“One of them told another that he wasn’t Jewish, and this second boy rushed to defend his Judaism with his fists,” recalled Shoykhet, who as a young man was Ukraine’s amateur boxing champion.
“Ten years ago I could not imagine that such a thing would happen. This is the Jewish pride that I so much want to instill in our students, so that they grow up with self-confidence, and don’t have the ‘Jewish complexes’ ” that their parents had, he says.
“What’s most important to me in our school is that our children say aloud: I’m a Jew. It is so simple and natural for them. The rest is not as important,” says Anna Schepkina, principal of the Gershuni School in Almaty, Kazakhstan.

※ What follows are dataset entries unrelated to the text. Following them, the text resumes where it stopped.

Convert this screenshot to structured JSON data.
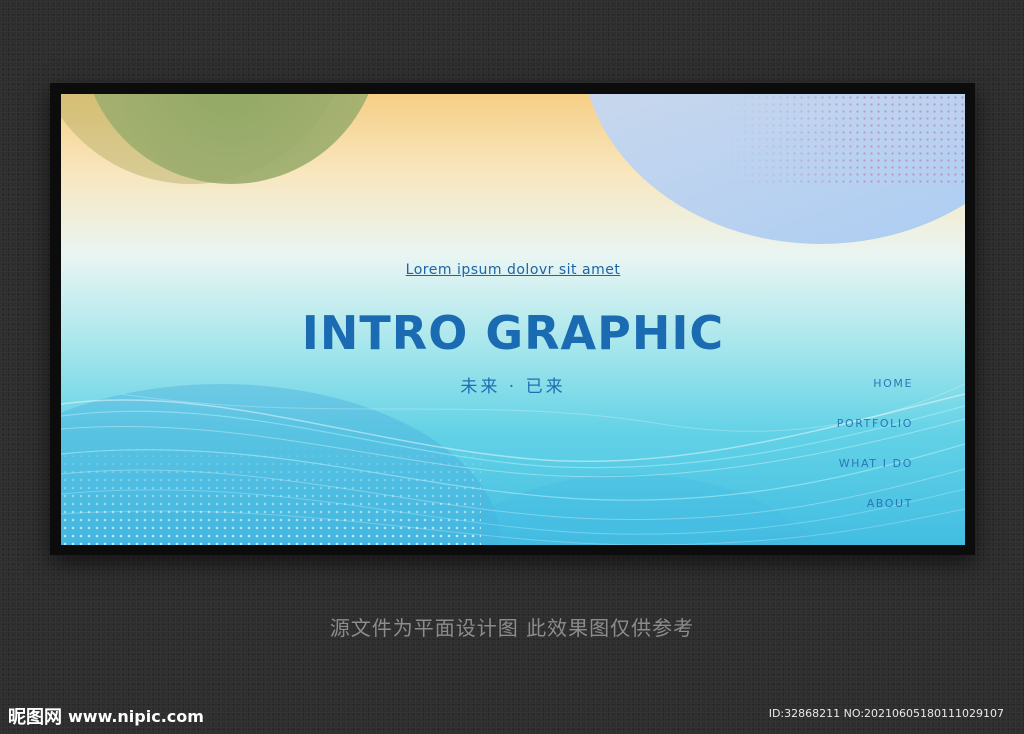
{
  "banner": {
    "subtitle": "Lorem ipsum dolovr sit amet",
    "title": "INTRO GRAPHIC",
    "tagline": "未来 · 已来",
    "nav": [
      {
        "label": "HOME"
      },
      {
        "label": "PORTFOLIO"
      },
      {
        "label": "WHAT I DO"
      },
      {
        "label": "ABOUT"
      }
    ]
  },
  "caption": "源文件为平面设计图 此效果图仅供参考",
  "watermark": {
    "logo_text": "昵图网",
    "url": "www.nipic.com",
    "id_text": "ID:32868211 NO:20210605180111029107"
  },
  "colors": {
    "background": "#2e2e2e",
    "accent": "#1a6bb2",
    "frame": "#0c0c0c"
  }
}
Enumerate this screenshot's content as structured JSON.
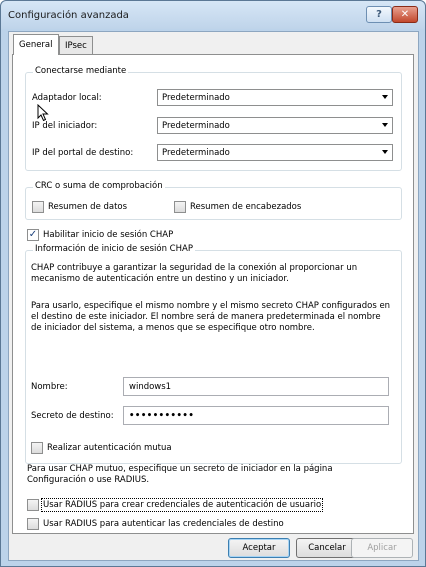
{
  "window": {
    "title": "Configuración avanzada",
    "help_glyph": "?",
    "close_glyph": "✕"
  },
  "tabs": [
    {
      "label": "General"
    },
    {
      "label": "IPsec"
    }
  ],
  "connect": {
    "title": "Conectarse mediante",
    "local_adapter": {
      "label": "Adaptador local:",
      "value": "Predeterminado"
    },
    "initiator_ip": {
      "label": "IP del iniciador:",
      "value": "Predeterminado"
    },
    "target_portal_ip": {
      "label": "IP del portal de destino:",
      "value": "Predeterminado"
    }
  },
  "crc": {
    "title": "CRC o suma de comprobación",
    "data_digest": {
      "label": "Resumen de datos",
      "checked": false
    },
    "header_digest": {
      "label": "Resumen de encabezados",
      "checked": false
    }
  },
  "chap_enable": {
    "label": "Habilitar inicio de sesión CHAP",
    "checked": true
  },
  "chap": {
    "title": "Información de inicio de sesión CHAP",
    "description": "CHAP contribuye a garantizar la seguridad de la conexión al proporcionar un mecanismo de autenticación entre un destino y un iniciador.",
    "usage": "Para usarlo, especifique el mismo nombre y el mismo secreto CHAP configurados en el destino de este iniciador. El nombre será de manera predeterminada el nombre de iniciador del sistema, a menos que se especifique otro nombre.",
    "name": {
      "label": "Nombre:",
      "value": "windows1"
    },
    "secret": {
      "label": "Secreto de destino:",
      "value": "•••••••••••"
    },
    "mutual": {
      "label": "Realizar autenticación mutua",
      "checked": false
    },
    "mutual_note": "Para usar CHAP mutuo, especifique un secreto de iniciador en la página Configuración o use RADIUS."
  },
  "radius_user": {
    "label": "Usar RADIUS para crear credenciales de autenticación de usuario",
    "checked": false
  },
  "radius_target": {
    "label": "Usar RADIUS para autenticar las credenciales de destino",
    "checked": false
  },
  "buttons": {
    "ok": "Aceptar",
    "cancel": "Cancelar",
    "apply": "Aplicar"
  },
  "colors": {
    "titlebar": "#bfd4ea",
    "close": "#c2482d",
    "default_button": "#3c7fb1"
  }
}
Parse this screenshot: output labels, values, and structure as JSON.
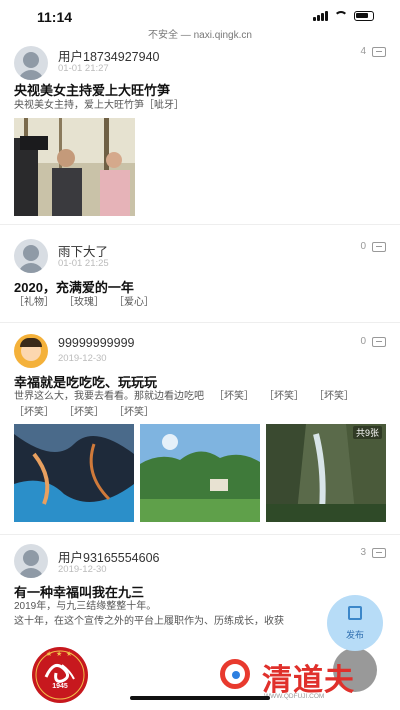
{
  "status": {
    "time": "11:14"
  },
  "browser": {
    "url_text": "不安全 — naxi.qingk.cn"
  },
  "posts": [
    {
      "user": "用户18734927940",
      "date": "01-01 21:27",
      "count": "4",
      "title": "央视美女主持爱上大旺竹笋",
      "text": "央视美女主持，爱上大旺竹笋［呲牙］"
    },
    {
      "user": "雨下大了",
      "date": "01-01 21:25",
      "count": "0",
      "title": "2020，充满爱的一年",
      "tags": [
        "［礼物］",
        "［玫瑰］",
        "［爱心］"
      ]
    },
    {
      "user": "99999999999",
      "date": "2019-12-30",
      "count": "0",
      "title": "幸福就是吃吃吃、玩玩玩",
      "text": "世界这么大，我要去看看。那就边看边吃吧",
      "tags": [
        "［坏笑］",
        "［坏笑］",
        "［坏笑］",
        "［坏笑］",
        "［坏笑］",
        "［坏笑］"
      ],
      "pic_count": "共9张"
    },
    {
      "user": "用户93165554606",
      "date": "2019-12-30",
      "count": "3",
      "title": "有一种幸福叫我在九三",
      "text1": "2019年，与九三结缘整整十年。",
      "text2": "这十年，在这个宣传之外的平台上履职作为、历练成长，收获"
    }
  ],
  "fab": {
    "label": "发布"
  },
  "logo": {
    "year": "1945"
  },
  "watermark": {
    "text": "清道夫",
    "url": "WWW.QDFUJI.COM"
  },
  "colors": {
    "accent": "#3c87c9",
    "fab_bg": "#b7dcf7",
    "watermark": "#e0302b"
  }
}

Still, that Jewish pride may have its limits. School officials don’t like to talk about it, but at least some schools issue high-school certificates that don’t list Jewish subjects unless the graduate explicitly asks for it.
Anti-Semitism no longer prevents young Jews from choosing a college or career of their choice. Yet some prefer to keep their Jewish-school experience secret to avoid “complications” when applying for college. They fear that a Jewish-school background may not sit well with some college administrators.
“If you go to a Jewish university or will study in Israel, then you need to show your Jewish grades,” says Andrei Yegorov, a Jewish day school graduate.
For that reason, Dolores, who graduated from a Jewish girls school a few years ago, received two different high-school diplomas. In addition to her Jewish school certificate, she received one from a non-Jewish high school where she was allowed to take exams.
But students in a region that has long been plagued by anti-Semitism don’t seem taken aback if they sometimes have to hide their studies of Hebrew, Jewish tradition or Jewish history.
“More important is what is left here and here,” Yegorov says, pointing at his head and his heart.
(This article is one of a five-part series of articles about Jewish education in the former Soviet Union. This series was made possible, in part, by support from the Charles and Lynn Schusterman Family Foundation, the Joseph and Harvey Meyerhoff Family Charitable Funds and the American Jewish Joint Distribution Committee.)
TEACHING FOR THE FUTURE Series
Part 1: In ex-USSR, schools haven for Jewish identity
Part 2: In ex-USSR, non-Jews in Jewish schools
Part 3: Returned Israelis enroll in Russian Jewish schools
Part 4: In Russia, Jewish school students lead parents>
Part 5: The future of Jewish schools in the ex-USSR
The Archive of the Jewish Telegraphic Agency includes articles published from 1923 to 2008. Archive stories reflect the journalistic standards and practices of the time they were published.